_TASK REQUIREMENTS_:
Report every line of the records below that contains the word "subtitle".
DATA RECORDS START
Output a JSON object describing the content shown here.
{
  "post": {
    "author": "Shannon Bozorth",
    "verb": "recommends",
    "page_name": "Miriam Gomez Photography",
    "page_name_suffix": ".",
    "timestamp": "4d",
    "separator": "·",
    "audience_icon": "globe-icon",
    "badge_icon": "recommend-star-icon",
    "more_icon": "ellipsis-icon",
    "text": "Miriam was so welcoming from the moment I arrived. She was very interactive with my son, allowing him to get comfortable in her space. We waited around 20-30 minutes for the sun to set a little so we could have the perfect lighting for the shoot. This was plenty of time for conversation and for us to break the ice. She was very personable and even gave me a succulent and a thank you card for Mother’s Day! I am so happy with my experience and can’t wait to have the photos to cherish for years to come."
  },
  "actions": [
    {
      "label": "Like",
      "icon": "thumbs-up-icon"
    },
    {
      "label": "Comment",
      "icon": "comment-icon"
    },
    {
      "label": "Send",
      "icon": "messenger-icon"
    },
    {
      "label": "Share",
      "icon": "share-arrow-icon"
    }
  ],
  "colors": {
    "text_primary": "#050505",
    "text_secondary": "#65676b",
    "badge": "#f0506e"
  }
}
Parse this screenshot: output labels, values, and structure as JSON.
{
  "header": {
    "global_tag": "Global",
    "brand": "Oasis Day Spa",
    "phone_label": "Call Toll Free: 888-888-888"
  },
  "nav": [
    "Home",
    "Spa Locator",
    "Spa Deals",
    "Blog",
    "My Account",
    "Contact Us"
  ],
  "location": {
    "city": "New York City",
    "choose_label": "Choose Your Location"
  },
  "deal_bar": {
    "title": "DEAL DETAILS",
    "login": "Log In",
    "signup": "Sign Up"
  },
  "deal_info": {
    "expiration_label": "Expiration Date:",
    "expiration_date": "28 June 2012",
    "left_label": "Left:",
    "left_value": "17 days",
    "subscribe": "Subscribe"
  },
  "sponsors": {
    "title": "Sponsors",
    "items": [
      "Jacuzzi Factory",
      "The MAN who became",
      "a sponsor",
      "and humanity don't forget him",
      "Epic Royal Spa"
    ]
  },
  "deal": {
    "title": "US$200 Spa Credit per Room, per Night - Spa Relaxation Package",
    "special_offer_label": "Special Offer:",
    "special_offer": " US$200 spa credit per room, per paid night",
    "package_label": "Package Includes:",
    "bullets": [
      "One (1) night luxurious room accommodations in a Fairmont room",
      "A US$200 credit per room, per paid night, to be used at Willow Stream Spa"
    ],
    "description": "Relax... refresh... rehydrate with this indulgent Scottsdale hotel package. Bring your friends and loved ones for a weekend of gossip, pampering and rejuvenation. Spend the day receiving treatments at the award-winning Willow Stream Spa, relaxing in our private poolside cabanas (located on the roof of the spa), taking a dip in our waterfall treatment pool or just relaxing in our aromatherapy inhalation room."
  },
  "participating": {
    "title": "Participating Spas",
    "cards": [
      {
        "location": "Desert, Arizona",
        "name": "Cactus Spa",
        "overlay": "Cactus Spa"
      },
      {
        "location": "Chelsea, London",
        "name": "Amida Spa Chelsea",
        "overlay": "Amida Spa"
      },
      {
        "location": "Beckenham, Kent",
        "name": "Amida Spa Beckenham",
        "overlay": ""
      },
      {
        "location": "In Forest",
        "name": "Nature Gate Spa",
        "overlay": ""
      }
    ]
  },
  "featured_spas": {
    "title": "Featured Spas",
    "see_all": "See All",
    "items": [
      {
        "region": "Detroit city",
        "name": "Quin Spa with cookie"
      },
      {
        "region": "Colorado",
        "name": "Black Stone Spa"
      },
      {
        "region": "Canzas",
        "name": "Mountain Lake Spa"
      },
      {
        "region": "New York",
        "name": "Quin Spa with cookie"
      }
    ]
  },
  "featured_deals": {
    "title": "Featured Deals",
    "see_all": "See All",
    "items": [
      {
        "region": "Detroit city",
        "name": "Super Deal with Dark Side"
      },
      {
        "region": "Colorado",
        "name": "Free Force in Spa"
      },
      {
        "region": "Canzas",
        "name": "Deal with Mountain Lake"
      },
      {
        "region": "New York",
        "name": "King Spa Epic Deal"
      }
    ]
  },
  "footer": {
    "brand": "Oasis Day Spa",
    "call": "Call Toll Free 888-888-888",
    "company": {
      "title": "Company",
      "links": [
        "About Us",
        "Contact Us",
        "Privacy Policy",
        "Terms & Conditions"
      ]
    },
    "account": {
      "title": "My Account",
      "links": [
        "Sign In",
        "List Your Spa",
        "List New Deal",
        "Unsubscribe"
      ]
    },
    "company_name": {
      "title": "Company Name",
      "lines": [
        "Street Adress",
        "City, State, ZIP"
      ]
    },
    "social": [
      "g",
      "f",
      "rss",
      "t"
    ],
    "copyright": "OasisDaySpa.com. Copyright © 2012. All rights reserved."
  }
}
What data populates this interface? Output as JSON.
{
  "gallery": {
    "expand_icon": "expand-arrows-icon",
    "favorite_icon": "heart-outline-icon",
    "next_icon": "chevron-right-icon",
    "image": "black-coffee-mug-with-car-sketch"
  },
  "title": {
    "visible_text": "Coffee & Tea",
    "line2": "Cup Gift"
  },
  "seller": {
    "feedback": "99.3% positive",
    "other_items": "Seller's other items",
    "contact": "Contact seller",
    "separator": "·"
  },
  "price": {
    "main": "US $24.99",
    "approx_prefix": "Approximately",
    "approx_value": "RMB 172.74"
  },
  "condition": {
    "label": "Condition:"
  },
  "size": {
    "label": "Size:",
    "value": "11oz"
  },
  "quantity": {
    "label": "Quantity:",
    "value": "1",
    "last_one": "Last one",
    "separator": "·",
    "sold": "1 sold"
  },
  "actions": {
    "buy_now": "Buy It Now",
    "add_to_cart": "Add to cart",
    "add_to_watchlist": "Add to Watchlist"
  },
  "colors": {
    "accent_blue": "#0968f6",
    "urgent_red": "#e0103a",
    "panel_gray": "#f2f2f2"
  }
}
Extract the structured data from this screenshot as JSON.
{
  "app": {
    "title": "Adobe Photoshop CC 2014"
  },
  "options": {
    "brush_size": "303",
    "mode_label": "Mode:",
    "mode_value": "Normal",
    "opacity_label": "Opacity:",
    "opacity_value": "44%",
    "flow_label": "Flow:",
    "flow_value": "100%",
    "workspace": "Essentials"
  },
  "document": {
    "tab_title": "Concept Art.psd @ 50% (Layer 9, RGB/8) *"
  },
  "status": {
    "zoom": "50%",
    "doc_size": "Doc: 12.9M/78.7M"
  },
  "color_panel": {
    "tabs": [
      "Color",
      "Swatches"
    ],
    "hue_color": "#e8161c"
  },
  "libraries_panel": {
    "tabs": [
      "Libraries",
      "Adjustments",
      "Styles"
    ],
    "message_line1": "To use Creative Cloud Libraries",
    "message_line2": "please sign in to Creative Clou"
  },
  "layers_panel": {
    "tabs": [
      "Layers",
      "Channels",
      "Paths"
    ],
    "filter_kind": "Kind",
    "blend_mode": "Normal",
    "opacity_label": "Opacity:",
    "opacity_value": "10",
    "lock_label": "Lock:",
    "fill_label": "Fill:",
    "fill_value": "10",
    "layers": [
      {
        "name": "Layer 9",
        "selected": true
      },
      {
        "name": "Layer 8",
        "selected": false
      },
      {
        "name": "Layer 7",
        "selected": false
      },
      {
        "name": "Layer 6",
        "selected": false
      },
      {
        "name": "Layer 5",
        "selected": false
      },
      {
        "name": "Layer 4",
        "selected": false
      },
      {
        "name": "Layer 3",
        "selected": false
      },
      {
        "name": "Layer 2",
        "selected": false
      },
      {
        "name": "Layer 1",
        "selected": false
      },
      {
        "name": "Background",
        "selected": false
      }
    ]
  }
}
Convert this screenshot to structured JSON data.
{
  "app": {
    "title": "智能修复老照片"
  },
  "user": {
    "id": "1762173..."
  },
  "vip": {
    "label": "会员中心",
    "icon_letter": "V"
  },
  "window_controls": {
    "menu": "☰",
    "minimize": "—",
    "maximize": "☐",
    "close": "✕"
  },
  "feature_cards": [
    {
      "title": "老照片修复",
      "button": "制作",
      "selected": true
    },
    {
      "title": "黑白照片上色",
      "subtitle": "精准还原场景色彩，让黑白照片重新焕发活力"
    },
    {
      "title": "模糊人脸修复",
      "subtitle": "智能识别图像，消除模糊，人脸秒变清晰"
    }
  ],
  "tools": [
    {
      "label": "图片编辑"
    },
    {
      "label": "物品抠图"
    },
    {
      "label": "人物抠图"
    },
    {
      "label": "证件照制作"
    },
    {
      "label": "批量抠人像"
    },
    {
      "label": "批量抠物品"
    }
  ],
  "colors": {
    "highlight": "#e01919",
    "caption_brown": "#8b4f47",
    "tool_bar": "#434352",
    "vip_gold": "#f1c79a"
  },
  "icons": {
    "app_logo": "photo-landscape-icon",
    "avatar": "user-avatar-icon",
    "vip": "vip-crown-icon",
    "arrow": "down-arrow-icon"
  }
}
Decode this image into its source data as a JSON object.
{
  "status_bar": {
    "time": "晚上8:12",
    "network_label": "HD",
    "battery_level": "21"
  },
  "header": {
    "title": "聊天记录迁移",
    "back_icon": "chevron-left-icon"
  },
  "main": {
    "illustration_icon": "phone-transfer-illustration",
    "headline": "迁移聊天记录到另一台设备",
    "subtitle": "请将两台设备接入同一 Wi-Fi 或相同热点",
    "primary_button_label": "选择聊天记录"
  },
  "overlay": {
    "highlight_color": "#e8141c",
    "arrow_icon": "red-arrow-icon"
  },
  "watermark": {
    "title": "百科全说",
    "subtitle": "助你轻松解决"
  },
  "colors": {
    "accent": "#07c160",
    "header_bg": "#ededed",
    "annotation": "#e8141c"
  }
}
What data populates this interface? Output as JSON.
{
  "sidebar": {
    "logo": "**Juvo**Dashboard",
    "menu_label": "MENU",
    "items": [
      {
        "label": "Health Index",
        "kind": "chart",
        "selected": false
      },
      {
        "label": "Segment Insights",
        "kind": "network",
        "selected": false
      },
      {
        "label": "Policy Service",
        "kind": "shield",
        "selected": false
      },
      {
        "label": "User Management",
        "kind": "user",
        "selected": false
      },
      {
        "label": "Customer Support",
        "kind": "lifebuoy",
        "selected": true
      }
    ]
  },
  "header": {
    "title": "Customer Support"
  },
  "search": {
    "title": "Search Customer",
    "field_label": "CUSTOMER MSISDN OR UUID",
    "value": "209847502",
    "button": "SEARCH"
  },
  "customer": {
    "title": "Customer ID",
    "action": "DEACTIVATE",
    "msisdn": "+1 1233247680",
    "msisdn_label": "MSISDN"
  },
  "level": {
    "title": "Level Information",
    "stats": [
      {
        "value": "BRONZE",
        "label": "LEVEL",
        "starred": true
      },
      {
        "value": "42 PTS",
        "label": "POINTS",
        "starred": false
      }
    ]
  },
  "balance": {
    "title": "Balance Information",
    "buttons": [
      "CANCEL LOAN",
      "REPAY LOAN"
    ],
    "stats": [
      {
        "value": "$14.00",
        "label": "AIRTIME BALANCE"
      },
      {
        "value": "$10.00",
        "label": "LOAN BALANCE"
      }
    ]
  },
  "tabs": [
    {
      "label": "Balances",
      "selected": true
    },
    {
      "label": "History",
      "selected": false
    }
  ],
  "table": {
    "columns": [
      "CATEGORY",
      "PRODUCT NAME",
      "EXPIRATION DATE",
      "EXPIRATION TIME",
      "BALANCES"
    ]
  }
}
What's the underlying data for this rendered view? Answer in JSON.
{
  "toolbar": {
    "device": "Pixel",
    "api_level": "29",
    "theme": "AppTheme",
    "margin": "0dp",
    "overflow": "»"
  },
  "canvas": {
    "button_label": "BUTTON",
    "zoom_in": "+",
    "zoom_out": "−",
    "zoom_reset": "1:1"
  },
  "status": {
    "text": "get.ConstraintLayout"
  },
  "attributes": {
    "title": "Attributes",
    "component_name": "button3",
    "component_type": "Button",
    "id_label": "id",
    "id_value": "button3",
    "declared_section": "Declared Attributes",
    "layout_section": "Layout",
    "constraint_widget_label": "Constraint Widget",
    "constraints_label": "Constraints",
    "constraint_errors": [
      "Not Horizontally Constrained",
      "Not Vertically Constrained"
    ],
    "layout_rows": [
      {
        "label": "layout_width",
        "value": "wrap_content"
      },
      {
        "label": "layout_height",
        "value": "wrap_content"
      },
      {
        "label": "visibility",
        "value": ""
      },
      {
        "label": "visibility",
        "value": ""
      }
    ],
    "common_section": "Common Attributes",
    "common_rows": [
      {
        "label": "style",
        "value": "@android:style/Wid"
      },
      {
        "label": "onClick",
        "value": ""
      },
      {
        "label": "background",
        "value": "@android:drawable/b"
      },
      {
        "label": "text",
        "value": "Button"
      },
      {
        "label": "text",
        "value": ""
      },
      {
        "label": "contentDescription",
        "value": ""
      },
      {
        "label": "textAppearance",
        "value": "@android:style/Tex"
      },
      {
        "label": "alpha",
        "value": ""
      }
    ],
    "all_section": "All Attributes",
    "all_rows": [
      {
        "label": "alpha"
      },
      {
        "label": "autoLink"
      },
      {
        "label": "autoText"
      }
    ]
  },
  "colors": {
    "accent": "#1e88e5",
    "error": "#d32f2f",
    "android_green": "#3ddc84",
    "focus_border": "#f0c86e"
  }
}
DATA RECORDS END
_WRITTEN RESPONSE_:
      "subtitle": "精准还原场景色彩，让黑白照片重新焕发活力"
      "subtitle": "智能识别图像，消除模糊，人脸秒变清晰"
    "subtitle": "请将两台设备接入同一 Wi-Fi 或相同热点",
    "subtitle": "助你轻松解决"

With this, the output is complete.